=== PROMPT ===
Which lines have the string "time"? Copy all of them from the entries below.

=== INPUT FOR THIS TASK ===
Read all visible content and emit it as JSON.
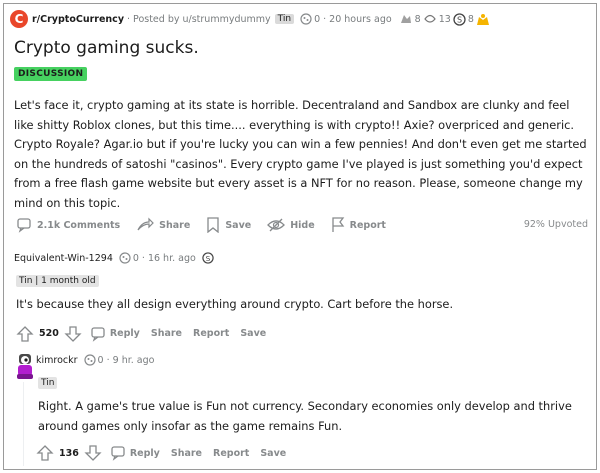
{
  "post": {
    "subreddit": "r/CryptoCurrency",
    "posted_by": "· Posted by u/strummydummy",
    "user_flair": "Tin",
    "moon_count": "0",
    "time": "· 20 hours ago",
    "award1_count": "8",
    "award2_count": "13",
    "award3_count": "8",
    "title": "Crypto gaming sucks.",
    "tag": "DISCUSSION",
    "body": "Let's face it, crypto gaming at its state is horrible. Decentraland and Sandbox are clunky and feel like shitty Roblox clones, but this time.... everything is with crypto!! Axie? overpriced and generic. Crypto Royale? Agar.io but if you're lucky you can win a few pennies! And don't even get me started on the hundreds of satoshi \"casinos\". Every crypto game I've played is just something you'd expect from a free flash game website but every asset is a NFT for no reason. Please, someone change my mind on this topic.",
    "actions": {
      "comments": "2.1k Comments",
      "share": "Share",
      "save": "Save",
      "hide": "Hide",
      "report": "Report",
      "upvoted": "92% Upvoted"
    }
  },
  "comments": [
    {
      "author": "Equivalent-Win-1294",
      "moon_count": "0",
      "time": "· 16 hr. ago",
      "flair": "Tin | 1 month old",
      "text": "It's because they all design everything around crypto. Cart before the horse.",
      "votes": "520",
      "reply": "Reply",
      "share": "Share",
      "report": "Report",
      "save": "Save"
    },
    {
      "author": "kimrockr",
      "moon_count": "0",
      "time": "· 9 hr. ago",
      "flair": "Tin",
      "text": "Right. A game's true value is Fun not currency. Secondary economies only develop and thrive around games only insofar as the game remains Fun.",
      "votes": "136",
      "reply": "Reply",
      "share": "Share",
      "report": "Report",
      "save": "Save"
    }
  ],
  "colors": {
    "subreddit_icon": "#e9462a",
    "tag_bg": "#46d160",
    "muted": "#878a8c"
  }
}
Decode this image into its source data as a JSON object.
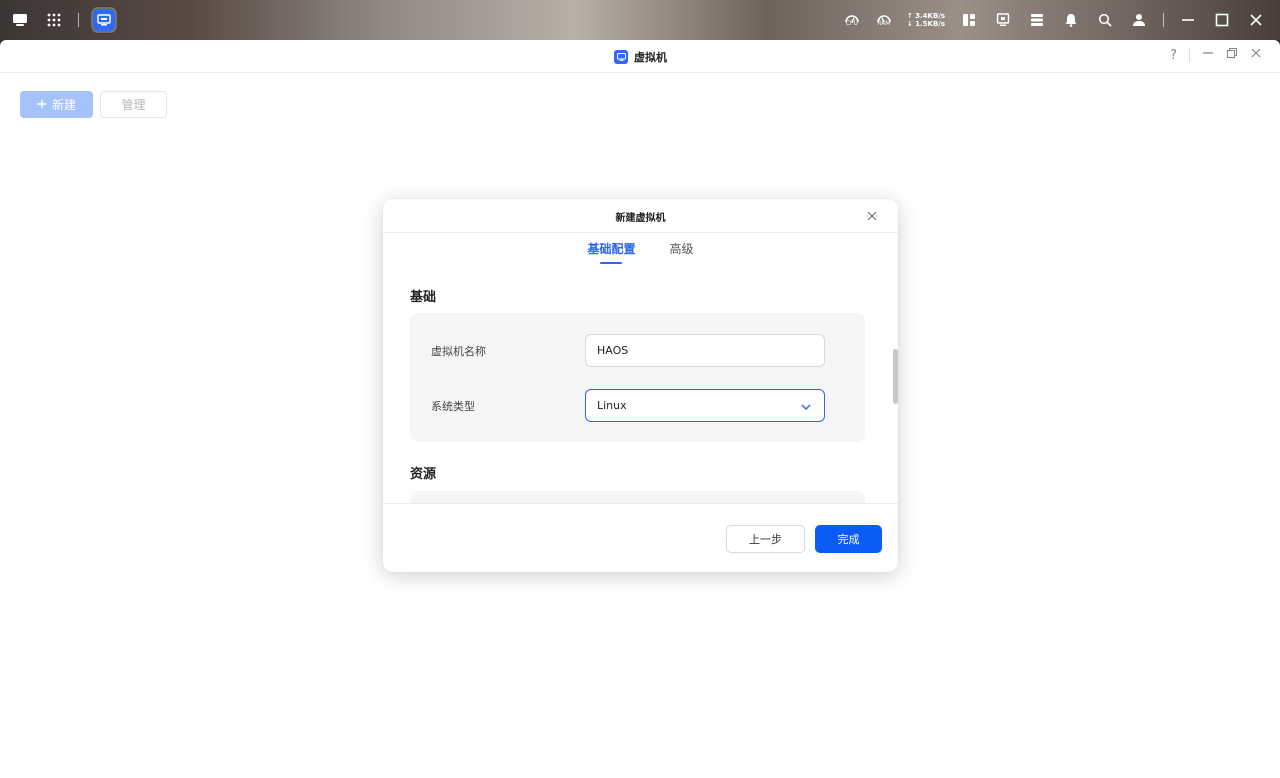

=== ANSWER BOX ===
    "time": "· 20 hours ago",
    "body": "Let's face it, crypto gaming at its state is horrible. Decentraland and Sandbox are clunky and feel like shitty Roblox clones, but this time.... everything is with crypto!! Axie? overpriced and generic. Crypto Royale? Agar.io but if you're lucky you can win a few pennies! And don't even get me started on the hundreds of satoshi \"casinos\". Every crypto game I've played is just something you'd expect from a free flash game website but every asset is a NFT for no reason. Please, someone change my mind on this topic.",
      "time": "· 16 hr. ago",
      "time": "· 9 hr. ago",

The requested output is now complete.